Provided data:
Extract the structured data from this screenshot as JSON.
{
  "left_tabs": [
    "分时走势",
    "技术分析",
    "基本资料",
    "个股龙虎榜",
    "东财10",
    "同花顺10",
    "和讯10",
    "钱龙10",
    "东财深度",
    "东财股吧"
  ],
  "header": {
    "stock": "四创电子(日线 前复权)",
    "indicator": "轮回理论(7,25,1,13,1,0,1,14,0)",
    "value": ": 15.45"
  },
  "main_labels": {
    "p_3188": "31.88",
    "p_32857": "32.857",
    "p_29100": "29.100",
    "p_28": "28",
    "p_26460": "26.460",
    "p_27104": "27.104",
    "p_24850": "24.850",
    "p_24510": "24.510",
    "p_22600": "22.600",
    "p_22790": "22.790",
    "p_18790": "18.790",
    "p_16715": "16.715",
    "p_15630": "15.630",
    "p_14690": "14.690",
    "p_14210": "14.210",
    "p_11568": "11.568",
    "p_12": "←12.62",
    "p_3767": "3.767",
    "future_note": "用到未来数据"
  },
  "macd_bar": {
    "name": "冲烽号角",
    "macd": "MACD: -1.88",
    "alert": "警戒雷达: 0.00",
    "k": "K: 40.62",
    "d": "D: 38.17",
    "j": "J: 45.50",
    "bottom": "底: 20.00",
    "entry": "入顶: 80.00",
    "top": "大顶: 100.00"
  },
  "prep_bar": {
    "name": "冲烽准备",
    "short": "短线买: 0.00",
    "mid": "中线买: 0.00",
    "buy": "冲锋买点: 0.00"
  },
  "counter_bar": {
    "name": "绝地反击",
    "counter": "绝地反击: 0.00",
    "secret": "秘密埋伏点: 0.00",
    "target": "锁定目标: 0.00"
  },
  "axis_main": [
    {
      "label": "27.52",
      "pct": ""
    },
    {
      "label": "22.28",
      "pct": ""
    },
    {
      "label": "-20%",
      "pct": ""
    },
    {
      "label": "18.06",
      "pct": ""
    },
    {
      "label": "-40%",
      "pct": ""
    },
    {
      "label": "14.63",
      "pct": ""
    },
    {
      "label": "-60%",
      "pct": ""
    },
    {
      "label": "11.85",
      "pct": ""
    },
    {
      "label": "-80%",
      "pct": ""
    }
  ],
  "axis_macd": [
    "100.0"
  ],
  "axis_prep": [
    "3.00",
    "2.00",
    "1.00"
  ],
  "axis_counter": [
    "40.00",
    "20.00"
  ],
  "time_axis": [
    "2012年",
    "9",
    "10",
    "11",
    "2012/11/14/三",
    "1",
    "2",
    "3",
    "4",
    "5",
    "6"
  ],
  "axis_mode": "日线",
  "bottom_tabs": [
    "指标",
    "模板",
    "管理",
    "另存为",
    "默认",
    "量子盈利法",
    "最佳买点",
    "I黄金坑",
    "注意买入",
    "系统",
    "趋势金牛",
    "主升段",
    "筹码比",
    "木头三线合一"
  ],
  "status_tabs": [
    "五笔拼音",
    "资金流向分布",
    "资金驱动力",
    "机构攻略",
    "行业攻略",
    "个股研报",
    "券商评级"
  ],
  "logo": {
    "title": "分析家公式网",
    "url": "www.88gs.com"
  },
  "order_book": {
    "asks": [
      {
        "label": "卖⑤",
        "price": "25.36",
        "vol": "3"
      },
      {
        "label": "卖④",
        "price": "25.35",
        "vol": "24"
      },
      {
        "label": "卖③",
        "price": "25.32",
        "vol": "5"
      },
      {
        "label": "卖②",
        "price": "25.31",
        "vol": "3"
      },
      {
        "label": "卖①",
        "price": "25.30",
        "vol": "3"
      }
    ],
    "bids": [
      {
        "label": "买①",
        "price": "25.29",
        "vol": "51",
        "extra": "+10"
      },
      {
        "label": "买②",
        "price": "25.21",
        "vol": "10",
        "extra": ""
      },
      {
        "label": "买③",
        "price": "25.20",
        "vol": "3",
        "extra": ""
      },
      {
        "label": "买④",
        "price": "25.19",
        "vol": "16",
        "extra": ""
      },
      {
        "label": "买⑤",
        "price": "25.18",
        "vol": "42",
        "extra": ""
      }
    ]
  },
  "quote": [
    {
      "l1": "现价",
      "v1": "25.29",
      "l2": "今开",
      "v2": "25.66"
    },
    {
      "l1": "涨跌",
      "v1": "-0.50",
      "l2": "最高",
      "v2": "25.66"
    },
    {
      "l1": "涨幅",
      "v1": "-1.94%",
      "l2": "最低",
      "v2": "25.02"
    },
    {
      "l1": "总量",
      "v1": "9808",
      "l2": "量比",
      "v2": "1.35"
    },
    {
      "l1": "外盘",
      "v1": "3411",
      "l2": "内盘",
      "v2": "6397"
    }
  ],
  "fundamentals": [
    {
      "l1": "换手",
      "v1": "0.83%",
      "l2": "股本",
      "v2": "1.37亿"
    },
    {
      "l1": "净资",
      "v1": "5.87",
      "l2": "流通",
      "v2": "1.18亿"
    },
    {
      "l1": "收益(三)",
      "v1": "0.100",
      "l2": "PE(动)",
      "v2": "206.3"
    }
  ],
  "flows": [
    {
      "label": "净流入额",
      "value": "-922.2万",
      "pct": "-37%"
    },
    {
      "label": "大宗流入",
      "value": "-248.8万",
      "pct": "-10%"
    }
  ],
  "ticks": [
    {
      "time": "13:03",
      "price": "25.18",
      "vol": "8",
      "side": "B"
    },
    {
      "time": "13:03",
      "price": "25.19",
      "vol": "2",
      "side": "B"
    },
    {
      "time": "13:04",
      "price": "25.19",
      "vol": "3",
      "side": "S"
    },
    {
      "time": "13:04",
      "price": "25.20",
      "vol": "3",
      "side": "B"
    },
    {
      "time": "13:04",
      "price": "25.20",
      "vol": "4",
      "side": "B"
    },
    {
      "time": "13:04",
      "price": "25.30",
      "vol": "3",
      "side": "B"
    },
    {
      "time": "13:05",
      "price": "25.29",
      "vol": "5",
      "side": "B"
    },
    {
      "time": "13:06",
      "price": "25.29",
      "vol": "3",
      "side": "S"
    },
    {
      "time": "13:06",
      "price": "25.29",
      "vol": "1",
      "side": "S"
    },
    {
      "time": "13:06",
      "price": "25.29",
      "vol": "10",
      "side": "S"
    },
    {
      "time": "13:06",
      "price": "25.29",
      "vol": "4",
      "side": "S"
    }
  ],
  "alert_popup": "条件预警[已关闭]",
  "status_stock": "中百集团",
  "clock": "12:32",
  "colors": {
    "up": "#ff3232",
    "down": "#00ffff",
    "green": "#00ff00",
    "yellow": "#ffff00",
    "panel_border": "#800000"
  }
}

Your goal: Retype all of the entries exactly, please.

Result of this task:
Extract the structured data from this screenshot as JSON.
{
  "left_tabs": [
    "分时走势",
    "技术分析",
    "基本资料",
    "个股龙虎榜",
    "东财10",
    "同花顺10",
    "和讯10",
    "钱龙10",
    "东财深度",
    "东财股吧"
  ],
  "header": {
    "stock": "四创电子(日线 前复权)",
    "indicator": "轮回理论(7,25,1,13,1,0,1,14,0)",
    "value": ": 15.45"
  },
  "main_labels": {
    "p_3188": "31.88",
    "p_32857": "32.857",
    "p_29100": "29.100",
    "p_28": "28",
    "p_26460": "26.460",
    "p_27104": "27.104",
    "p_24850": "24.850",
    "p_24510": "24.510",
    "p_22600": "22.600",
    "p_22790": "22.790",
    "p_18790": "18.790",
    "p_16715": "16.715",
    "p_15630": "15.630",
    "p_14690": "14.690",
    "p_14210": "14.210",
    "p_11568": "11.568",
    "p_12": "←12.62",
    "p_3767": "3.767",
    "future_note": "用到未来数据"
  },
  "macd_bar": {
    "name": "冲烽号角",
    "macd": "MACD: -1.88",
    "alert": "警戒雷达: 0.00",
    "k": "K: 40.62",
    "d": "D: 38.17",
    "j": "J: 45.50",
    "bottom": "底: 20.00",
    "entry": "入顶: 80.00",
    "top": "大顶: 100.00"
  },
  "prep_bar": {
    "name": "冲烽准备",
    "short": "短线买: 0.00",
    "mid": "中线买: 0.00",
    "buy": "冲锋买点: 0.00"
  },
  "counter_bar": {
    "name": "绝地反击",
    "counter": "绝地反击: 0.00",
    "secret": "秘密埋伏点: 0.00",
    "target": "锁定目标: 0.00"
  },
  "axis_main": [
    {
      "label": "27.52",
      "pct": ""
    },
    {
      "label": "22.28",
      "pct": ""
    },
    {
      "label": "-20%",
      "pct": ""
    },
    {
      "label": "18.06",
      "pct": ""
    },
    {
      "label": "-40%",
      "pct": ""
    },
    {
      "label": "14.63",
      "pct": ""
    },
    {
      "label": "-60%",
      "pct": ""
    },
    {
      "label": "11.85",
      "pct": ""
    },
    {
      "label": "-80%",
      "pct": ""
    }
  ],
  "axis_macd": [
    "100.0"
  ],
  "axis_prep": [
    "3.00",
    "2.00",
    "1.00"
  ],
  "axis_counter": [
    "40.00",
    "20.00"
  ],
  "time_axis": [
    "2012年",
    "9",
    "10",
    "11",
    "2012/11/14/三",
    "1",
    "2",
    "3",
    "4",
    "5",
    "6"
  ],
  "axis_mode": "日线",
  "bottom_tabs": [
    "指标",
    "模板",
    "管理",
    "另存为",
    "默认",
    "量子盈利法",
    "最佳买点",
    "I黄金坑",
    "注意买入",
    "系统",
    "趋势金牛",
    "主升段",
    "筹码比",
    "木头三线合一"
  ],
  "status_tabs": [
    "五笔拼音",
    "资金流向分布",
    "资金驱动力",
    "机构攻略",
    "行业攻略",
    "个股研报",
    "券商评级"
  ],
  "logo": {
    "title": "分析家公式网",
    "url": "www.88gs.com"
  },
  "order_book": {
    "asks": [
      {
        "label": "卖⑤",
        "price": "25.36",
        "vol": "3"
      },
      {
        "label": "卖④",
        "price": "25.35",
        "vol": "24"
      },
      {
        "label": "卖③",
        "price": "25.32",
        "vol": "5"
      },
      {
        "label": "卖②",
        "price": "25.31",
        "vol": "3"
      },
      {
        "label": "卖①",
        "price": "25.30",
        "vol": "3"
      }
    ],
    "bids": [
      {
        "label": "买①",
        "price": "25.29",
        "vol": "51",
        "extra": "+10"
      },
      {
        "label": "买②",
        "price": "25.21",
        "vol": "10",
        "extra": ""
      },
      {
        "label": "买③",
        "price": "25.20",
        "vol": "3",
        "extra": ""
      },
      {
        "label": "买④",
        "price": "25.19",
        "vol": "16",
        "extra": ""
      },
      {
        "label": "买⑤",
        "price": "25.18",
        "vol": "42",
        "extra": ""
      }
    ]
  },
  "quote": [
    {
      "l1": "现价",
      "v1": "25.29",
      "l2": "今开",
      "v2": "25.66"
    },
    {
      "l1": "涨跌",
      "v1": "-0.50",
      "l2": "最高",
      "v2": "25.66"
    },
    {
      "l1": "涨幅",
      "v1": "-1.94%",
      "l2": "最低",
      "v2": "25.02"
    },
    {
      "l1": "总量",
      "v1": "9808",
      "l2": "量比",
      "v2": "1.35"
    },
    {
      "l1": "外盘",
      "v1": "3411",
      "l2": "内盘",
      "v2": "6397"
    }
  ],
  "fundamentals": [
    {
      "l1": "换手",
      "v1": "0.83%",
      "l2": "股本",
      "v2": "1.37亿"
    },
    {
      "l1": "净资",
      "v1": "5.87",
      "l2": "流通",
      "v2": "1.18亿"
    },
    {
      "l1": "收益(三)",
      "v1": "0.100",
      "l2": "PE(动)",
      "v2": "206.3"
    }
  ],
  "flows": [
    {
      "label": "净流入额",
      "value": "-922.2万",
      "pct": "-37%"
    },
    {
      "label": "大宗流入",
      "value": "-248.8万",
      "pct": "-10%"
    }
  ],
  "ticks": [
    {
      "time": "13:03",
      "price": "25.18",
      "vol": "8",
      "side": "B"
    },
    {
      "time": "13:03",
      "price": "25.19",
      "vol": "2",
      "side": "B"
    },
    {
      "time": "13:04",
      "price": "25.19",
      "vol": "3",
      "side": "S"
    },
    {
      "time": "13:04",
      "price": "25.20",
      "vol": "3",
      "side": "B"
    },
    {
      "time": "13:04",
      "price": "25.20",
      "vol": "4",
      "side": "B"
    },
    {
      "time": "13:04",
      "price": "25.30",
      "vol": "3",
      "side": "B"
    },
    {
      "time": "13:05",
      "price": "25.29",
      "vol": "5",
      "side": "B"
    },
    {
      "time": "13:06",
      "price": "25.29",
      "vol": "3",
      "side": "S"
    },
    {
      "time": "13:06",
      "price": "25.29",
      "vol": "1",
      "side": "S"
    },
    {
      "time": "13:06",
      "price": "25.29",
      "vol": "10",
      "side": "S"
    },
    {
      "time": "13:06",
      "price": "25.29",
      "vol": "4",
      "side": "S"
    }
  ],
  "alert_popup": "条件预警[已关闭]",
  "status_stock": "中百集团",
  "clock": "12:32",
  "colors": {
    "up": "#ff3232",
    "down": "#00ffff",
    "green": "#00ff00",
    "yellow": "#ffff00",
    "panel_border": "#800000"
  }
}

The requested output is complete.